When will my canoe be completed?

Approximately three months after we start on it.  If you need a date please continue your search for another restoration professional willing to make that commitment.  We make every effort to keep the pipeline moving in an orderly fashion.   A proper restoration is complete when it is finished and not before.  Success depends on many variables: weather, temperature, humidity, pollen, dust, and life’s various obligations.  Targeting a date is asking us to potentially cut corners and that is something we refuse to do. Most canoes throw a couple of surprises at us and each affects the entire pipeline of work.  With about two years of work in-house it is impossible and unfair to target a specific completion date.  Have faith that your canoe will be given the care it needs to return to its former glory and we will keep you updated along the way.

Guidelines for photographing your canoe

Usually a few basic shots that we can zoom in on will give us what we need to come up with an estimate.  With the exception of the long shot that gives us a look down the rails, the other shots should be at a slight angle for best light and to avoid reflection.

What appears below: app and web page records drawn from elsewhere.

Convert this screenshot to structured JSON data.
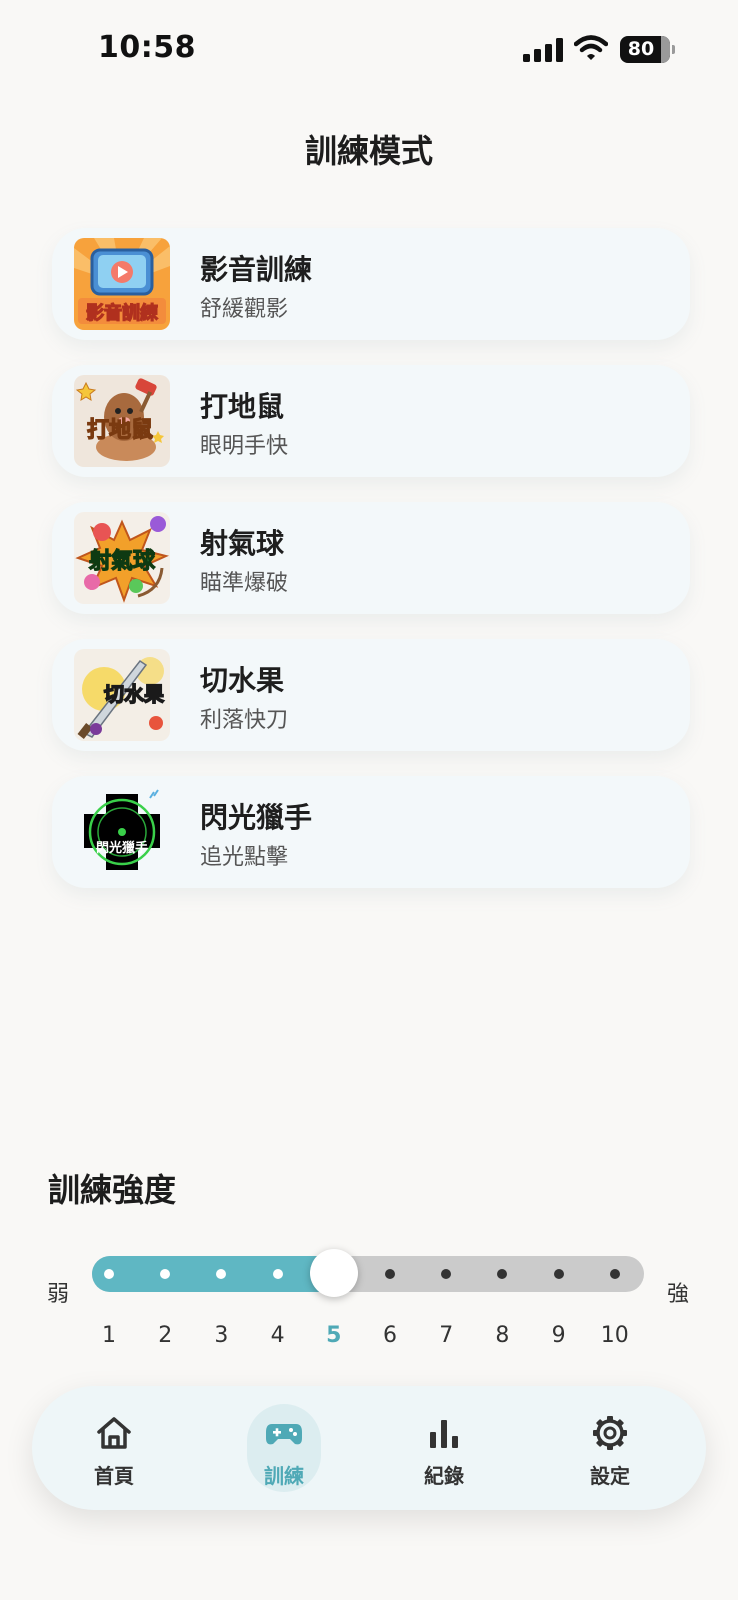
{
  "status_bar": {
    "time": "10:58",
    "battery": "80"
  },
  "page_title": "訓練模式",
  "modes": [
    {
      "name": "影音訓練",
      "desc": "舒緩觀影",
      "thumb_text": "影音訓練"
    },
    {
      "name": "打地鼠",
      "desc": "眼明手快",
      "thumb_text": "打地鼠"
    },
    {
      "name": "射氣球",
      "desc": "瞄準爆破",
      "thumb_text": "射氣球"
    },
    {
      "name": "切水果",
      "desc": "利落快刀",
      "thumb_text": "切水果"
    },
    {
      "name": "閃光獵手",
      "desc": "追光點擊",
      "thumb_text": "閃光獵手"
    }
  ],
  "intensity": {
    "title": "訓練強度",
    "min_label": "弱",
    "max_label": "強",
    "levels": [
      "1",
      "2",
      "3",
      "4",
      "5",
      "6",
      "7",
      "8",
      "9",
      "10"
    ],
    "value": 5,
    "fill_color": "#5fb7c3"
  },
  "nav": {
    "items": [
      {
        "label": "首頁",
        "icon": "home-icon"
      },
      {
        "label": "訓練",
        "icon": "gamepad-icon"
      },
      {
        "label": "紀錄",
        "icon": "bar-chart-icon"
      },
      {
        "label": "設定",
        "icon": "gear-icon"
      }
    ],
    "active_index": 1,
    "accent_color": "#4fa9b6"
  }
}
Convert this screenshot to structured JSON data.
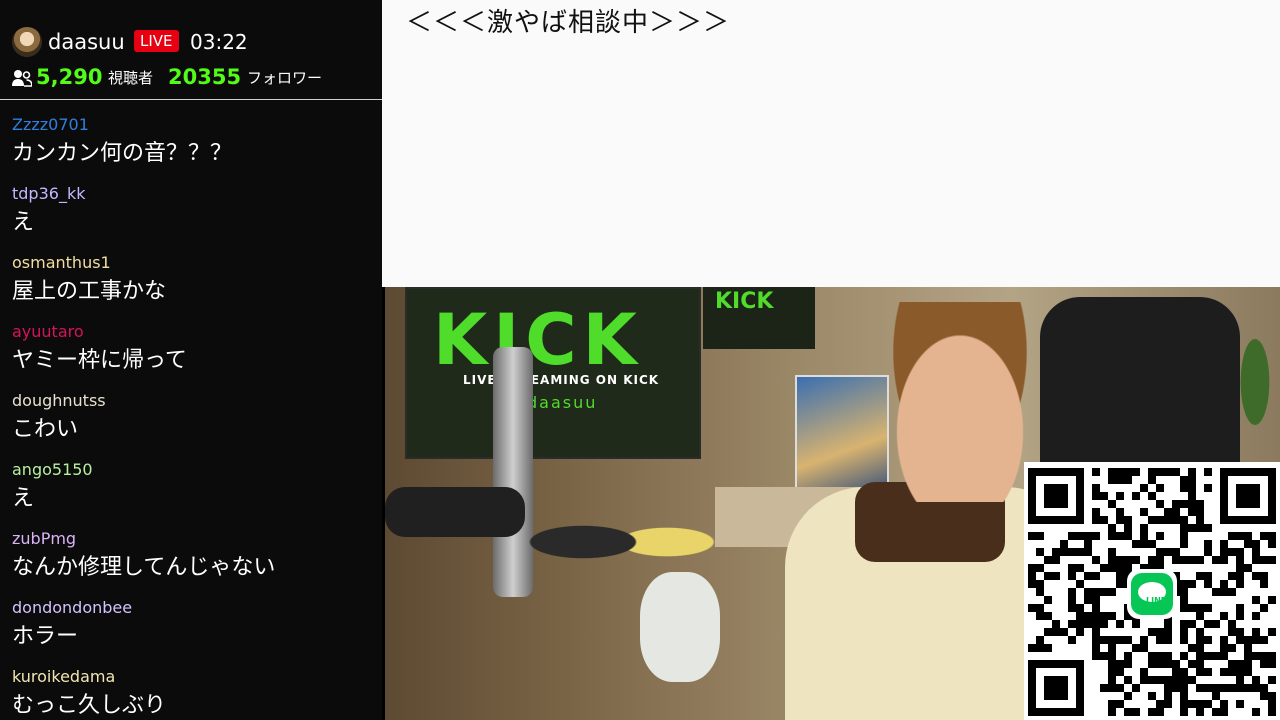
{
  "header": {
    "streamer": "daasuu",
    "live_label": "LIVE",
    "elapsed": "03:22",
    "viewer_count": "5,290",
    "viewer_label": "視聴者",
    "follower_count": "20355",
    "follower_label": "フォロワー"
  },
  "chat": [
    {
      "user": "Zzzz0701",
      "color": "#2f7fe0",
      "text": "カンカン何の音？？？"
    },
    {
      "user": "tdp36_kk",
      "color": "#c3b8ff",
      "text": "え"
    },
    {
      "user": "osmanthus1",
      "color": "#f2dfa0",
      "text": "屋上の工事かな"
    },
    {
      "user": "ayuutaro",
      "color": "#d4145a",
      "text": "ヤミー枠に帰って"
    },
    {
      "user": "doughnutss",
      "color": "#e8e0d0",
      "text": "こわい"
    },
    {
      "user": "ango5150",
      "color": "#b6f29e",
      "text": "え"
    },
    {
      "user": "zubPmg",
      "color": "#d9b3f5",
      "text": "なんか修理してんじゃない"
    },
    {
      "user": "dondondonbee",
      "color": "#d3c3ff",
      "text": "ホラー"
    },
    {
      "user": "kuroikedama",
      "color": "#f1e6b0",
      "text": "むっこ久しぶり"
    }
  ],
  "notice": {
    "text": "＜＜＜激やば相談中＞＞＞"
  },
  "camera": {
    "poster_title": "KICK",
    "poster_line1": "LIVE STREAMING ON KICK",
    "poster_line2": "daasuu",
    "poster_small": "KICK"
  },
  "qr": {
    "badge": "LINE"
  },
  "colors": {
    "accent_green": "#53fc18",
    "live_red": "#e60012",
    "line_green": "#06c755"
  }
}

  • Overall quartering shot
  • Close-up of both ends
  • Close-up of obvious damage
  • Both seats
  • One from an end sighting down the length of the canoe so we can judge the curve of the rails.  Any hard spots or breaks in a fair curve indicate problems.
  • File size should be at least 500kb to allow for detailed inspection but not more than 1mb or the file size will choke email.  If you have large files and aren’t sure how to resize we can accept them via DropBox.  Please send images as attachments, not embedded in the body of the email.


Restoration of a canoe rarely makes financial sense.  The cost often exceeds the market value unless the canoe is very old, rare, or both.  Your quote will show your cost.  Our professional restorations are labor intensive and average from $3,000 to $6,000 or more.  A solid canoe that just needs a new skin will cost around $1,200 (canvas, filler, paint plus sand and varnish the rails).  Shipping your canoe via KAS Transport (specialty paddle-sport carrier) will cost at least $300 each way.  If you are considering restoring a canoe for immediate financial gain, invest your money elsewhere for you are sure to be disappointed.  On the other hand, if your canoe is a treasured family heirloom that you want to see put back right again, you’ve come to the right place.

Some more “after” images:

1960 Old Town 50 lb


1994 Cedar Island Cheemaun


The last known 12′ Morris fully restored


18′ Old Town Guide

Site Meter